Examples from the Web for antibiotic
In the future, antibiotic resistance could have catastrophic consequences.
A fair number explicitly ask for an antibiotic, to cover the possibility that it is “bronchitis” or a “sinus infection.”
A plague outbreak in Madagascar has killed 40 people so far, and due to antibiotic resistance, it could kill many more.
Reeve passed away after experiencing an adverse reaction to an antibiotic on Oct. 10, 2004.Robin Williams and Christopher Reeve's Epic Friendship and the Greatest Williams Story Ever Told|Marlow Stern|August 12, 2014|DAILY BEAST
Antibiotic resistant bacteria is the latest target for scientific ‘cures.’
The books started with the specifications for antibiotic growth equipment for colonies with problems in local bacteria.Sand Doom|William Fitzgerald Jenkins

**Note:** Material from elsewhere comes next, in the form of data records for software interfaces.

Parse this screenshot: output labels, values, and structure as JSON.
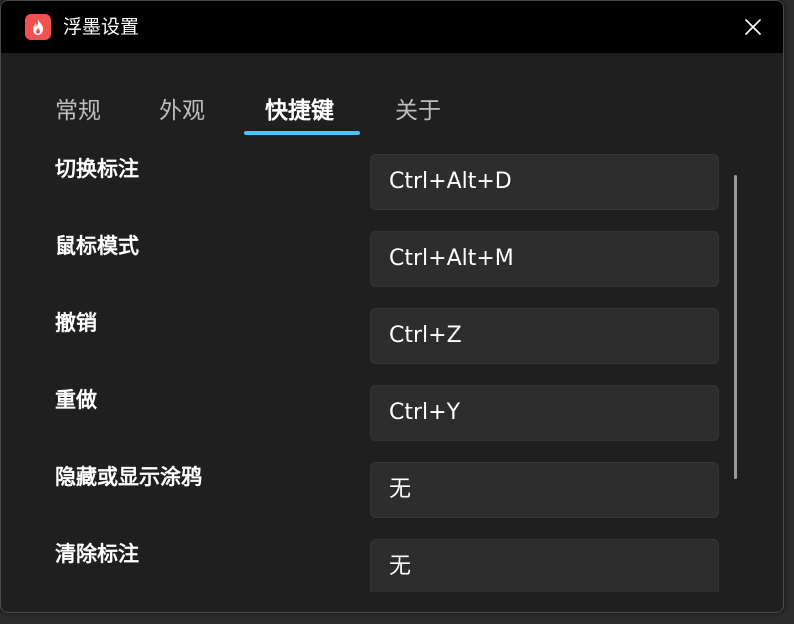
{
  "window": {
    "title": "浮墨设置"
  },
  "tabs": [
    {
      "label": "常规"
    },
    {
      "label": "外观"
    },
    {
      "label": "快捷键"
    },
    {
      "label": "关于"
    }
  ],
  "shortcuts": [
    {
      "label": "切换标注",
      "value": "Ctrl+Alt+D"
    },
    {
      "label": "鼠标模式",
      "value": "Ctrl+Alt+M"
    },
    {
      "label": "撤销",
      "value": "Ctrl+Z"
    },
    {
      "label": "重做",
      "value": "Ctrl+Y"
    },
    {
      "label": "隐藏或显示涂鸦",
      "value": "无"
    },
    {
      "label": "清除标注",
      "value": "无"
    }
  ],
  "icons": {
    "app": "flame-icon",
    "close": "close-icon"
  },
  "colors": {
    "accent": "#4cc2ff",
    "app_icon": "#f0524f",
    "window_bg": "#1f1f1f",
    "titlebar_bg": "#000000",
    "field_bg": "#2d2d2d"
  }
}
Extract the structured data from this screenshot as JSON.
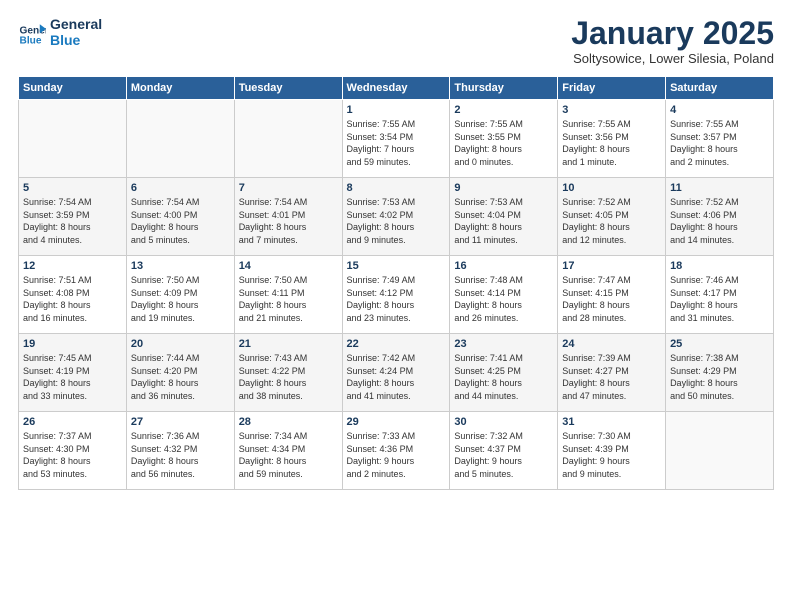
{
  "header": {
    "logo_line1": "General",
    "logo_line2": "Blue",
    "month_title": "January 2025",
    "location": "Soltysowice, Lower Silesia, Poland"
  },
  "weekdays": [
    "Sunday",
    "Monday",
    "Tuesday",
    "Wednesday",
    "Thursday",
    "Friday",
    "Saturday"
  ],
  "weeks": [
    [
      {
        "day": "",
        "info": ""
      },
      {
        "day": "",
        "info": ""
      },
      {
        "day": "",
        "info": ""
      },
      {
        "day": "1",
        "info": "Sunrise: 7:55 AM\nSunset: 3:54 PM\nDaylight: 7 hours\nand 59 minutes."
      },
      {
        "day": "2",
        "info": "Sunrise: 7:55 AM\nSunset: 3:55 PM\nDaylight: 8 hours\nand 0 minutes."
      },
      {
        "day": "3",
        "info": "Sunrise: 7:55 AM\nSunset: 3:56 PM\nDaylight: 8 hours\nand 1 minute."
      },
      {
        "day": "4",
        "info": "Sunrise: 7:55 AM\nSunset: 3:57 PM\nDaylight: 8 hours\nand 2 minutes."
      }
    ],
    [
      {
        "day": "5",
        "info": "Sunrise: 7:54 AM\nSunset: 3:59 PM\nDaylight: 8 hours\nand 4 minutes."
      },
      {
        "day": "6",
        "info": "Sunrise: 7:54 AM\nSunset: 4:00 PM\nDaylight: 8 hours\nand 5 minutes."
      },
      {
        "day": "7",
        "info": "Sunrise: 7:54 AM\nSunset: 4:01 PM\nDaylight: 8 hours\nand 7 minutes."
      },
      {
        "day": "8",
        "info": "Sunrise: 7:53 AM\nSunset: 4:02 PM\nDaylight: 8 hours\nand 9 minutes."
      },
      {
        "day": "9",
        "info": "Sunrise: 7:53 AM\nSunset: 4:04 PM\nDaylight: 8 hours\nand 11 minutes."
      },
      {
        "day": "10",
        "info": "Sunrise: 7:52 AM\nSunset: 4:05 PM\nDaylight: 8 hours\nand 12 minutes."
      },
      {
        "day": "11",
        "info": "Sunrise: 7:52 AM\nSunset: 4:06 PM\nDaylight: 8 hours\nand 14 minutes."
      }
    ],
    [
      {
        "day": "12",
        "info": "Sunrise: 7:51 AM\nSunset: 4:08 PM\nDaylight: 8 hours\nand 16 minutes."
      },
      {
        "day": "13",
        "info": "Sunrise: 7:50 AM\nSunset: 4:09 PM\nDaylight: 8 hours\nand 19 minutes."
      },
      {
        "day": "14",
        "info": "Sunrise: 7:50 AM\nSunset: 4:11 PM\nDaylight: 8 hours\nand 21 minutes."
      },
      {
        "day": "15",
        "info": "Sunrise: 7:49 AM\nSunset: 4:12 PM\nDaylight: 8 hours\nand 23 minutes."
      },
      {
        "day": "16",
        "info": "Sunrise: 7:48 AM\nSunset: 4:14 PM\nDaylight: 8 hours\nand 26 minutes."
      },
      {
        "day": "17",
        "info": "Sunrise: 7:47 AM\nSunset: 4:15 PM\nDaylight: 8 hours\nand 28 minutes."
      },
      {
        "day": "18",
        "info": "Sunrise: 7:46 AM\nSunset: 4:17 PM\nDaylight: 8 hours\nand 31 minutes."
      }
    ],
    [
      {
        "day": "19",
        "info": "Sunrise: 7:45 AM\nSunset: 4:19 PM\nDaylight: 8 hours\nand 33 minutes."
      },
      {
        "day": "20",
        "info": "Sunrise: 7:44 AM\nSunset: 4:20 PM\nDaylight: 8 hours\nand 36 minutes."
      },
      {
        "day": "21",
        "info": "Sunrise: 7:43 AM\nSunset: 4:22 PM\nDaylight: 8 hours\nand 38 minutes."
      },
      {
        "day": "22",
        "info": "Sunrise: 7:42 AM\nSunset: 4:24 PM\nDaylight: 8 hours\nand 41 minutes."
      },
      {
        "day": "23",
        "info": "Sunrise: 7:41 AM\nSunset: 4:25 PM\nDaylight: 8 hours\nand 44 minutes."
      },
      {
        "day": "24",
        "info": "Sunrise: 7:39 AM\nSunset: 4:27 PM\nDaylight: 8 hours\nand 47 minutes."
      },
      {
        "day": "25",
        "info": "Sunrise: 7:38 AM\nSunset: 4:29 PM\nDaylight: 8 hours\nand 50 minutes."
      }
    ],
    [
      {
        "day": "26",
        "info": "Sunrise: 7:37 AM\nSunset: 4:30 PM\nDaylight: 8 hours\nand 53 minutes."
      },
      {
        "day": "27",
        "info": "Sunrise: 7:36 AM\nSunset: 4:32 PM\nDaylight: 8 hours\nand 56 minutes."
      },
      {
        "day": "28",
        "info": "Sunrise: 7:34 AM\nSunset: 4:34 PM\nDaylight: 8 hours\nand 59 minutes."
      },
      {
        "day": "29",
        "info": "Sunrise: 7:33 AM\nSunset: 4:36 PM\nDaylight: 9 hours\nand 2 minutes."
      },
      {
        "day": "30",
        "info": "Sunrise: 7:32 AM\nSunset: 4:37 PM\nDaylight: 9 hours\nand 5 minutes."
      },
      {
        "day": "31",
        "info": "Sunrise: 7:30 AM\nSunset: 4:39 PM\nDaylight: 9 hours\nand 9 minutes."
      },
      {
        "day": "",
        "info": ""
      }
    ]
  ]
}
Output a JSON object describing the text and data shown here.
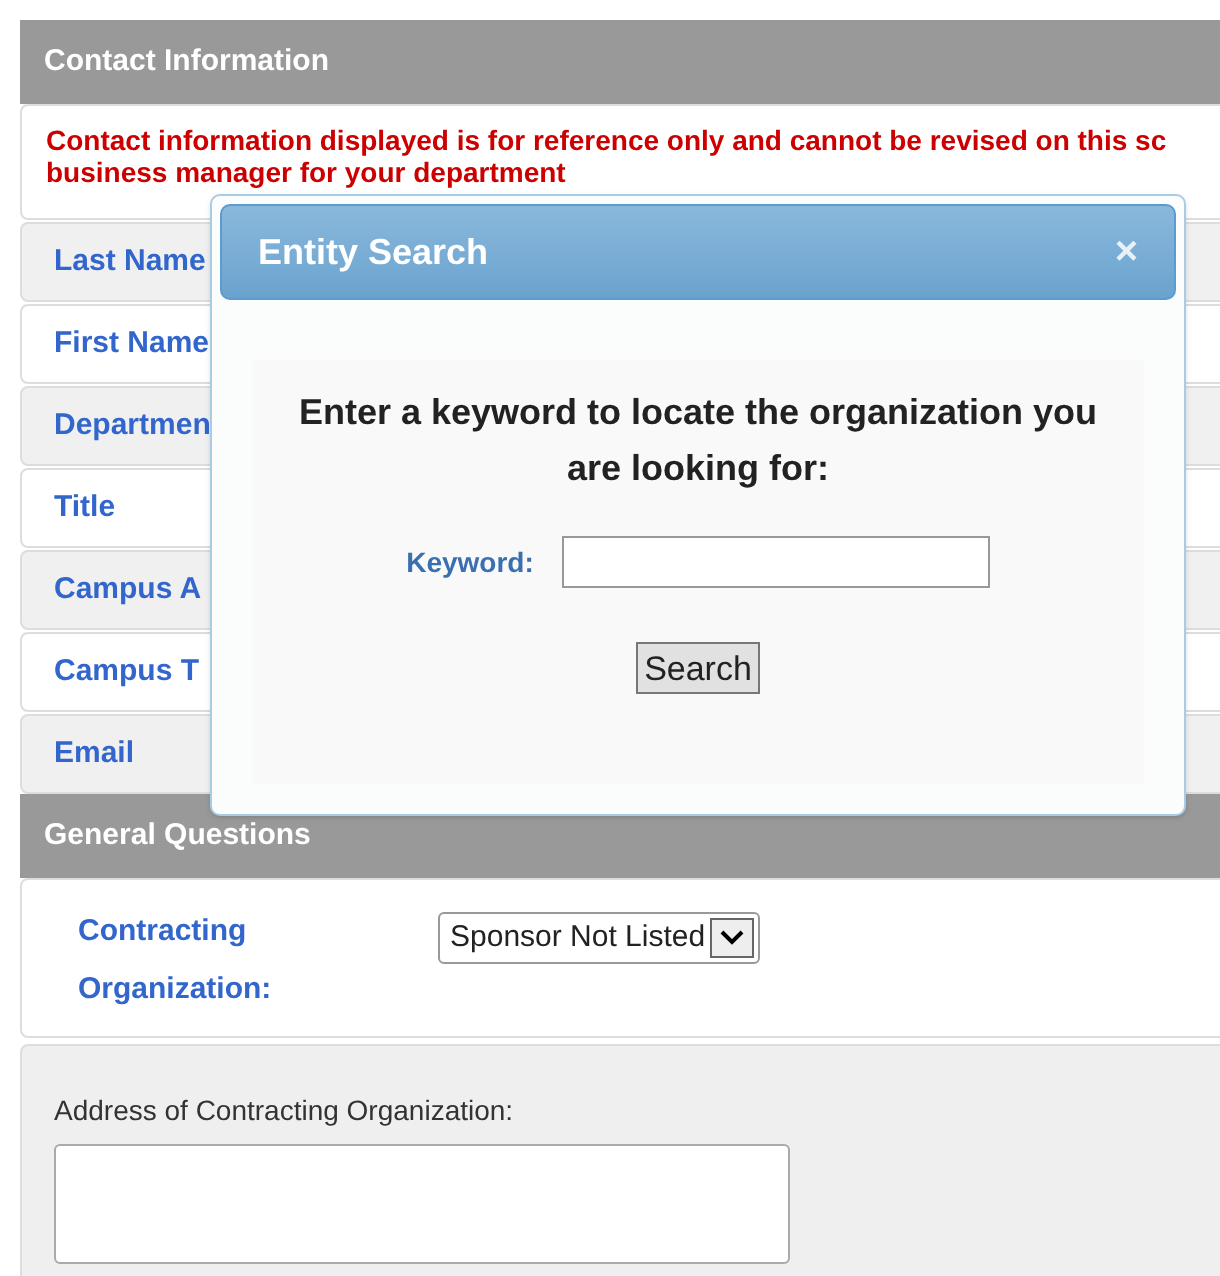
{
  "contact_section": {
    "title": "Contact Information",
    "notice_lines": [
      "Contact information displayed is for reference only and cannot be revised on this sc",
      "business manager for your department"
    ],
    "fields": [
      {
        "label": "Last Name"
      },
      {
        "label": "First Name"
      },
      {
        "label": "Departmen"
      },
      {
        "label": "Title"
      },
      {
        "label": "Campus A"
      },
      {
        "label": "Campus T"
      },
      {
        "label": "Email"
      }
    ]
  },
  "general_section": {
    "title": "General Questions",
    "contracting_label_lines": [
      "Contracting",
      "Organization:"
    ],
    "contracting_value": "Sponsor Not Listed",
    "address_label": "Address of Contracting Organization:"
  },
  "dialog": {
    "title": "Entity Search",
    "close": "×",
    "prompt": "Enter a keyword to locate the organization you are looking for:",
    "keyword_label": "Keyword:",
    "button": "Search"
  }
}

But the discovery of what substance should be added to what antibiotic was largely one of trial and error.Bolden's Pets|F. L. Wallace
British Dictionary definitions for antibiotic
Word Origin and History for antibiotic
1894, "destructive to micro-organisms," from French antibiotique (c.1889), from anti- "against" (see anti-) + biotique "of (microbial) life," from Late Latin bioticus "of life" (see biotic). As a noun, first recorded 1941 in works of U.S. microbiologist Selman Waksman (1888-1973), discoverer of streptomycin. Earlier the adjective was used in a sense "not from living organisms" in debates over the origins of certain fossils.